Art in Odum: Amalia Amaki Creation Brings it all Together

October 27, 2011

Jessica Pope
Communications and Media Relations Coordinator

Art in Odum: Amalia Amaki Creation Brings it all Together


VALDOSTA -- Of the more than 50 works of art currently on display at Valdosta State University’s Odum Library, one piece has emerged as the tie that binds the library’s past to its future -- a mixed media creation that celebrates books through art.

Dr. Amalia Amaki’s “For the Love of Books” can be found on the library’s second floor, in the Hub Gallery Area. A three-dimensional piece made of buttons, paint, books, and a reproduced postcard, it pays homage to an individual who was responsible for bringing in almost $1 million worth of books to Odum Library and celebrates all that is possible through a never-ending desire to learn.

When William H. Mobley IV died from a heart attack at his Arlington County, Va., home at the age of 76 on May 23, 2010, Deborah S. Davis, certified archivist, director of VSU Archives and Special Collections, and chairwoman of the Library Art Committee, said his friends and family created a special fund at the Odum Library to honor him. Because he had acquired so many books for the library through his work at the Library of Congress, someone suggested the library use the funds to purchase more books. Someone else suggested the library purchase a piece of art.

Davis said that Amaki’s name came up several times as discussions continued.

Amaki was already working on a piece, tentatively called “Dancing with Books,” that later became the Odum Library’s “For the Love of Books,” a tribute to Mobley. Davis said it took several months of research and negotiations with galleries to decide on an artist, and she added that the library is very pleased with the finished piece.

In Amaki’s work, two children dance on top of “a solid bottom foundation of books, surrounded by a plethora of buttons. The books include child psychology and education books, as well as literature, history, and even dictionaries,” according to information provided by Davis. “Buttons are mundane treasures; any child whose mother sewed can remember playing with these domestic ‘jewels.’ The children, dressed as dancers with button jewels, reach towards a book in the top right corner called ‘The Sky’s the Limit.’ This is a happy composition, full of promise.”

The piece also contains a book about Mobley and a small postcard featuring the Odum Library, as well as books by local authors. It was purchased with matching funds from VSU’s Art Funding Pool, established during the 2010-2011 fiscal year by the University Planning and Budget Council. Dr. John Gaston, dean of the College of the Arts and professor of communication, said the funding pool serves “to assist in the development of the university’s indoor art and an outdoor art collection that will enhance the university’s image of excellence as a regional institution of higher learning in the University System of Georgia.”

In addition to Amaki’s “For the Love of Books,” the Odum Library currently has two full collections on display.
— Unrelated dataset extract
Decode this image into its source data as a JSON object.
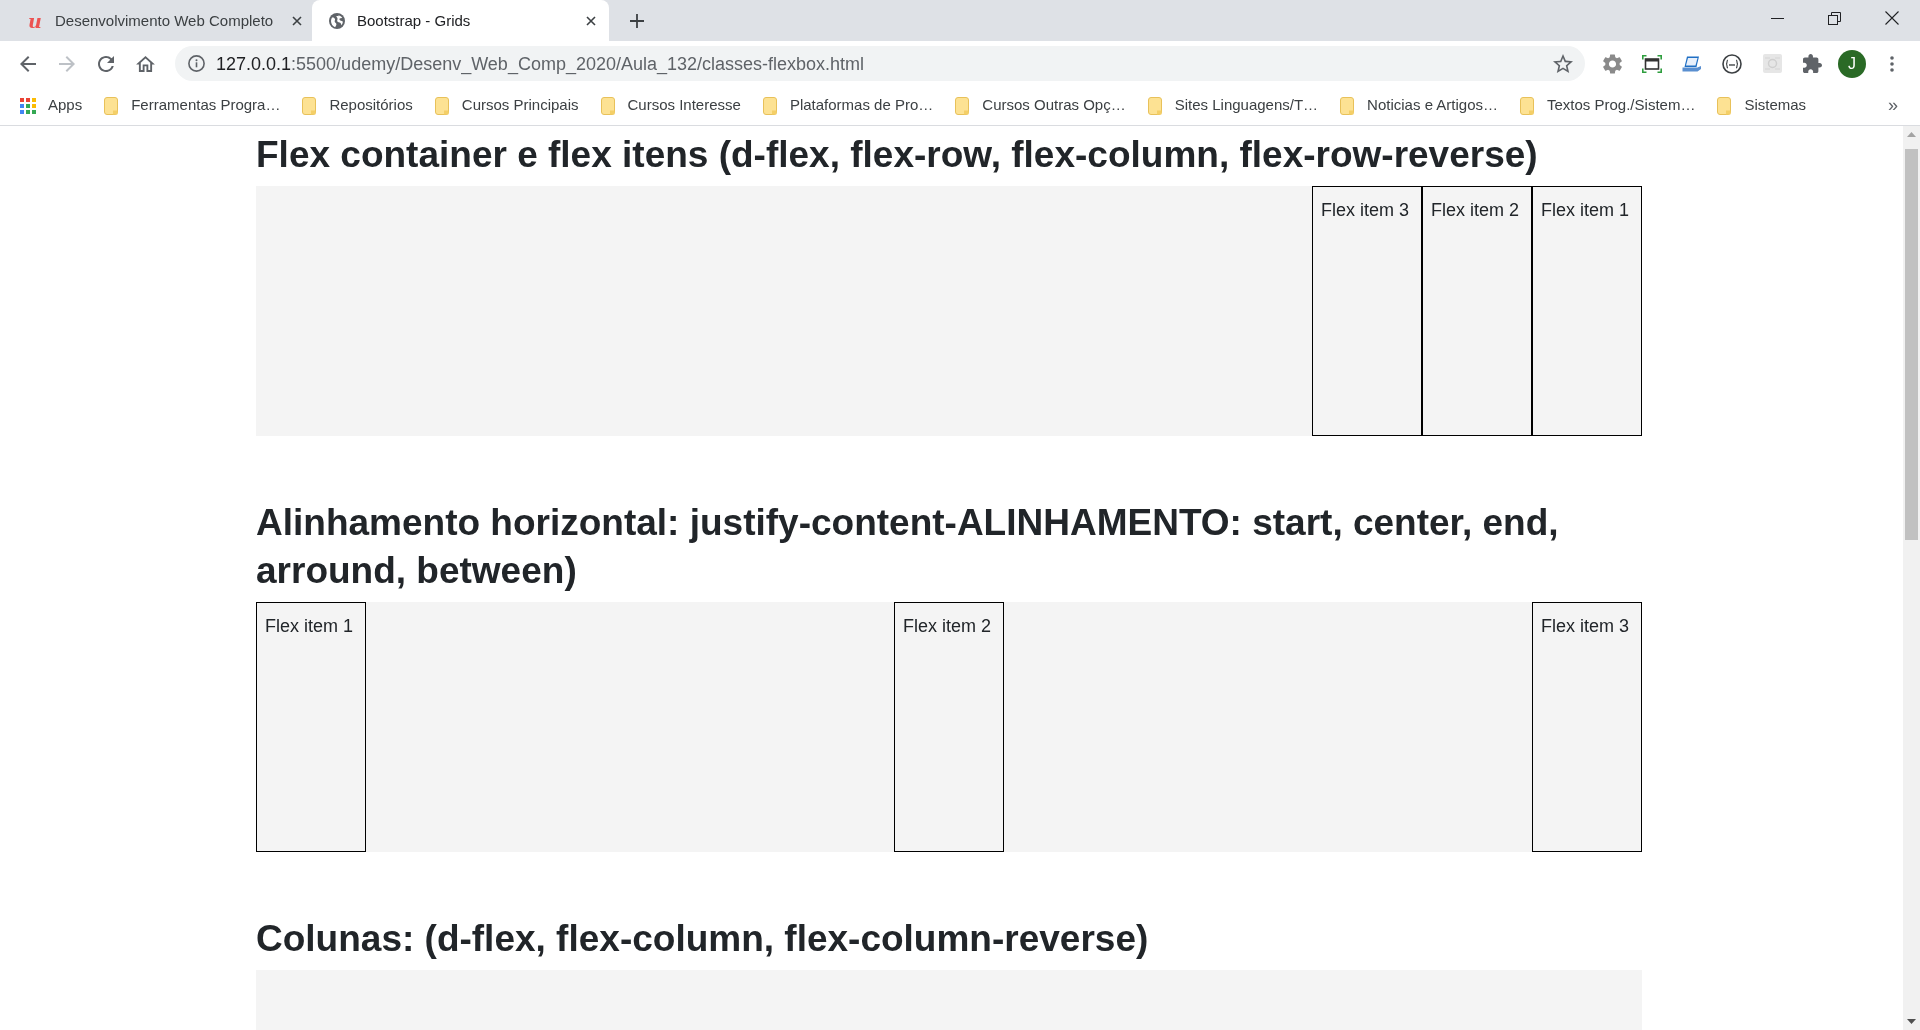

The Lamar Dodd Collection is housed on the north side’s first floor and features 20 paintings and prints from a variety of significant 20th century and a few 19th century artists. The Ross Rosenberg Collection is housed on the north side’s second floor and features 15 very big paintings and drawings, 15 very tiny drawings, and two sculptures.

Also hanging inside the library, in the Hub Gallery Area on the north side’s second floor, is a four-piece teaser from the Jeannette and Charles Kessler Collection of East Asian art, which will open in full in January 2012.

Odum Library “has by far the largest art collection in the university,” Davis said, and on Friday, Oct. 28, the VSU and South Georgia communities are invited to check out Art in Odum, an initiative that resulted in the campus library becoming more than just a run-of-the-mill library but a destination promoting education through the unexpected. From 2 p.m. to 4 p.m., visitors can view the various exhibits, talk to some of the artists, and learn more about the future of this ongoing project. Refreshments will be served.

Amaki and Rosenberg have confirmed their attendance at the reception.

An artist, art historian, writer, film critic, and visual studies scholar, Amaki is currently a professor of art, art history, and visual studies at the University of Alabama. She previously taught at the University of Delaware, North Georgia College and State University, and Spelman College.

For more information about the Art in Odum initiative, contact Deborah S. Davis, certified archivist, director of VSU Archives and Special Collections, and chairwoman of the Library Art Committee, at (229) 259-7756 or, or visit
For more information on the Lamar Dodd Collection, visit
For more information about the Ross Rosenberg Collection, visit
For more information about the Jeannette and Charles Kessler Collection, visit